Pound to Euro losses have been significant but it could be the case that global markets have overreacted given that South Africa’s experience with the new variant so far suggests that it might cause only mild symptoms in those who contract it.
“The cases that have occurred so far have all been mild cases, mild-to-moderate cases, and that’s a good sign," one South African health official told Sky News in an interview at the weekend.
Much depends on how governments respond to the variant’s inevitable spread across the globe although if it remains the case that symptoms of those infected with the new mutation are mild then it would be a lesser threat to public health systems than other variants in circulation.
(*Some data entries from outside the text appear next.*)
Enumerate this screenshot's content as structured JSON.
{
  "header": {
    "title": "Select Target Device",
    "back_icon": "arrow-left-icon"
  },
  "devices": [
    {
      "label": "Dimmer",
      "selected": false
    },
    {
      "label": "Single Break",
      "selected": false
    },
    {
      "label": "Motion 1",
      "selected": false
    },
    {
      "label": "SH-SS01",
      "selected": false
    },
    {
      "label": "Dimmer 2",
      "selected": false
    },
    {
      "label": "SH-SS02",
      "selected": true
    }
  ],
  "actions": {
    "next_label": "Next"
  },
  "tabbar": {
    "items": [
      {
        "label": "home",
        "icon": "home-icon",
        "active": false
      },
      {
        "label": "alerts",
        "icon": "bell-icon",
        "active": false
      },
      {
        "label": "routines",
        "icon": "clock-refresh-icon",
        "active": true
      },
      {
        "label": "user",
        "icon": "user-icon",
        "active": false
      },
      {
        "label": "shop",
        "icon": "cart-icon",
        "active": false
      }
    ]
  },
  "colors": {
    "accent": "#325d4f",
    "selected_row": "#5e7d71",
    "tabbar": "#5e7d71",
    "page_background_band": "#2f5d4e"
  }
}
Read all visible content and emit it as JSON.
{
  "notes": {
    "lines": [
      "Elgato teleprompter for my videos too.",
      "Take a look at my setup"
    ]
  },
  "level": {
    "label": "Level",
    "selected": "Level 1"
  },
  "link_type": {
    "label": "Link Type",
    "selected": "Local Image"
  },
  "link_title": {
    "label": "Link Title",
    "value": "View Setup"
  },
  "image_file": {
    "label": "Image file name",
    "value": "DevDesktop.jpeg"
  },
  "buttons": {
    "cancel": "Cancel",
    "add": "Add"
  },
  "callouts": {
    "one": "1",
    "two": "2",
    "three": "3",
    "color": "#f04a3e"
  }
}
“One worst-case scenario involves the entire immunization process having to start from scratch, while the most benign outcome would be the discovery that 'Omicron' is neither much more transmissible nor deadly than earlier variants and that existing vaccines are effective against it,” says Christian Keller, head of economic research at Barclays.
The extent to which the Pound-to-Euro exchange rate is able to recover this week likely depends heavily on whether global markets also recover their footing, although Sterling may also potentially benefit from the latest coronavirus-related developments in Europe and their impact on the Euro.
“The market focus is on Europe, where a surge in COVID-19 cases is raising the prospect of lockdowns going into the Christmas shopping season. Those
concerns continue to weigh on European equity indices as well as the EUR,” says Daniel Been, head of FX research at ANZ.
Some European countries have been steadily reimposing restrictions on activity and social contact for weeks while the Netherlands became the latest to go a step further on Friday when it announced that from Sunday all supposedly non-essential businesses would need to close from 17:00 each day.
Above: Pound-to-Euro exchange rate shown at daily intervals with Euro-Dollar rate.
The increasing return of coronavirus restrictions in Europe was already acting as an outright headwind to the bloc’s economic recovery even before the new virus strain emerged and could mean that last week’s rally in the Euro-Dollar rate is apt to be reversed over the coming days.
That would be beneficial for the Pound-to-Euro exchange rate because it always closely reflects the relative performances of EUR/USD and GBP/USD, and often tends to benefit from declines in EUR/USD.
“The news of a nasty new variant increases the risk of new restrictions, especially in Germany where politicians have been debating this issue fiercely in the past week,” warns Claus Vistesen, chief Eurozone economist at Pantheon Macroeconomics.
Vistesen and colleagues said on Friday that tightening restrictions on the continent risk compelling the European Central Bank to extend the life of its quantitative easing programme beyond its envisaged end date of March 2022.
They also suggested the renewed focus in markets on the coronavirus and related containment measures could mean that Tuesday’s Eurozone inflation data ultimately goes overlooked by investors and the single currency.
Tuesday’s Eurozone inflation figures are the highlight of the European calendar for the week ahead, while there’s little by way of major economic numbers due out of the UK.